A bit of bullshit, however, can make the wheels of private and public donations turn a little faster, especially for an artistic entity like Teatro Dallas, which does not fit the friendly socket of "multiculturalism" as defined by civic and cultural visionaries. In the purest sense of the word, Cardona's work is more "multicultural" than what people usually mean--Mexican-American or African-American or American Indian--when they say the word. She showcases Cuban performers and tinkers with Aztec ritual and symbolism and strives to demonstrate the African link to Latino culture. Once or twice a year, Cardona and her troupe represent the United States in festivals around the world. But she is more interested in art, or at the very least a suspenseful story, than "affirming ethnicity or celebrating diversity." Although she's certainly addressed them, the assimilation experiences and immigrant tales are not her primary interest; her influences are likely to be as foreign to a Dallasite of Mexican descent as to an Anglo resident. In a city where the Chicano voice grows ever more confident in elected and appointed offices and with institutions like the Latino Cultural Arts Center, she's a bit of a loner even among her fellow Latinos. To some degree, though, she's proud of her independence, her unclassifiability.
But on the last night of their 1998 Dia de Los Muertos performance, Teatro Dallas' rented space at Commerce and Central burned to a crisp hollow, with expensive equipment lost. Cardona and her artistic associates have been valiantly producing in temporary homes--including, at one point this year, holding shows in a tent at Samuell-Grand Park. But the quality of the work has been hobbled by their itinerant status; the audience they'd spent 13 years nurturing has begun to disperse, weary of following them to so many places.
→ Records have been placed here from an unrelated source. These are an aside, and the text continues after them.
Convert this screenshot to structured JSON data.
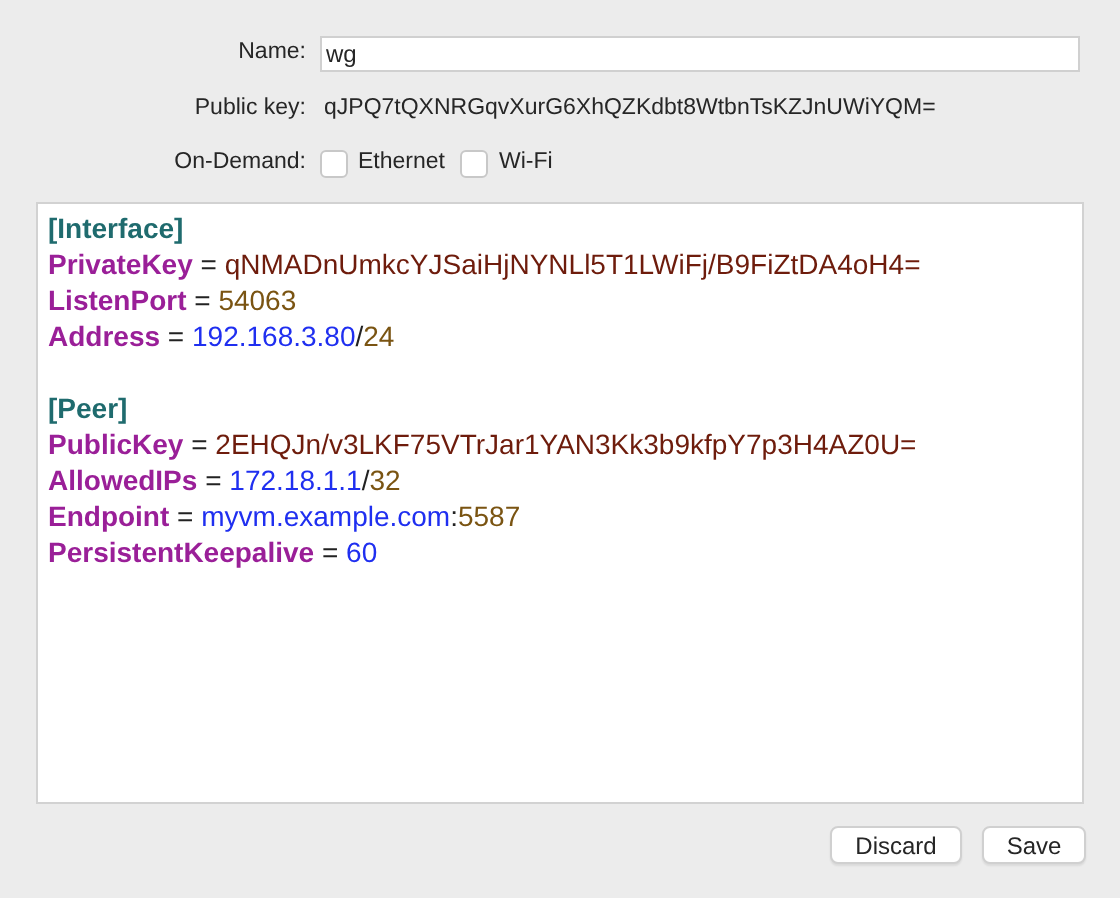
{
  "name_field": {
    "label": "Name:",
    "value": "wg"
  },
  "public_key": {
    "label": "Public key:",
    "value": "qJPQ7tQXNRGqvXurG6XhQZKdbt8WtbnTsKZJnUWiYQM="
  },
  "on_demand": {
    "label": "On-Demand:",
    "options": [
      {
        "label": "Ethernet",
        "checked": false
      },
      {
        "label": "Wi-Fi",
        "checked": false
      }
    ]
  },
  "editor": {
    "lines": [
      [
        {
          "kind": "section",
          "text": "[Interface]"
        }
      ],
      [
        {
          "kind": "key",
          "text": "PrivateKey"
        },
        {
          "kind": "plain",
          "text": " = "
        },
        {
          "kind": "base64",
          "text": "qNMADnUmkcYJSaiHjNYNLl5T1LWiFj/B9FiZtDA4oH4="
        }
      ],
      [
        {
          "kind": "key",
          "text": "ListenPort"
        },
        {
          "kind": "plain",
          "text": " = "
        },
        {
          "kind": "numeric",
          "text": "54063"
        }
      ],
      [
        {
          "kind": "key",
          "text": "Address"
        },
        {
          "kind": "plain",
          "text": " = "
        },
        {
          "kind": "host",
          "text": "192.168.3.80"
        },
        {
          "kind": "plain",
          "text": "/"
        },
        {
          "kind": "numeric",
          "text": "24"
        }
      ],
      [
        {
          "kind": "blank"
        }
      ],
      [
        {
          "kind": "section",
          "text": "[Peer]"
        }
      ],
      [
        {
          "kind": "key",
          "text": "PublicKey"
        },
        {
          "kind": "plain",
          "text": " = "
        },
        {
          "kind": "base64",
          "text": "2EHQJn/v3LKF75VTrJar1YAN3Kk3b9kfpY7p3H4AZ0U="
        }
      ],
      [
        {
          "kind": "key",
          "text": "AllowedIPs"
        },
        {
          "kind": "plain",
          "text": " = "
        },
        {
          "kind": "host",
          "text": "172.18.1.1"
        },
        {
          "kind": "plain",
          "text": "/"
        },
        {
          "kind": "numeric",
          "text": "32"
        }
      ],
      [
        {
          "kind": "key",
          "text": "Endpoint"
        },
        {
          "kind": "plain",
          "text": " = "
        },
        {
          "kind": "host",
          "text": "myvm.example.com"
        },
        {
          "kind": "plain",
          "text": ":"
        },
        {
          "kind": "numeric",
          "text": "5587"
        }
      ],
      [
        {
          "kind": "key",
          "text": "PersistentKeepalive"
        },
        {
          "kind": "plain",
          "text": " = "
        },
        {
          "kind": "host",
          "text": "60"
        }
      ]
    ]
  },
  "buttons": [
    "Discard",
    "Save"
  ]
}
Cardona has got to wonder, Will Teatro's audience stay with them if they can't find a permanent space? And will the single-minded passion that has often alienated Dallas' cultural, political, and theatrical community hamper her attempts to get that space? During the years that led up to Teatro's displacement, many leaders in the Hispanic community either didn't know Cardona existed or dismissed her because she does not make proud artistic statements about being a minority in America--even though she's trained a generation of young Mexican-American actors with little or no previous theatrical knowledge. Ironic, because in many ways Cardona is Latino theater in Dallas, or at least the wellspring from which most of it has come.
Still, anyone who has seen the best of its work and truly understands what the phrase "world class" means knows that Dallas needs Teatro as much as Teatro needs a home. And if Dallas needs Teatro, it needs Cardona, the heart of the troupe--not only because the city is lacking in quality Hispanic theater in proportion to its exploding Latino population, but because we cannot lose another theater of fervor and risk. The company is not without allies--Margie Reese, director of the city's Office of Cultural Affairs, is trying to help Teatro land its own space through the city's facility reimbursement till--but there has not been a community call from Latinos and other stage artists for assistance to match its importance to the city. In a time of need, Cora Cardona stands apart now as she always has.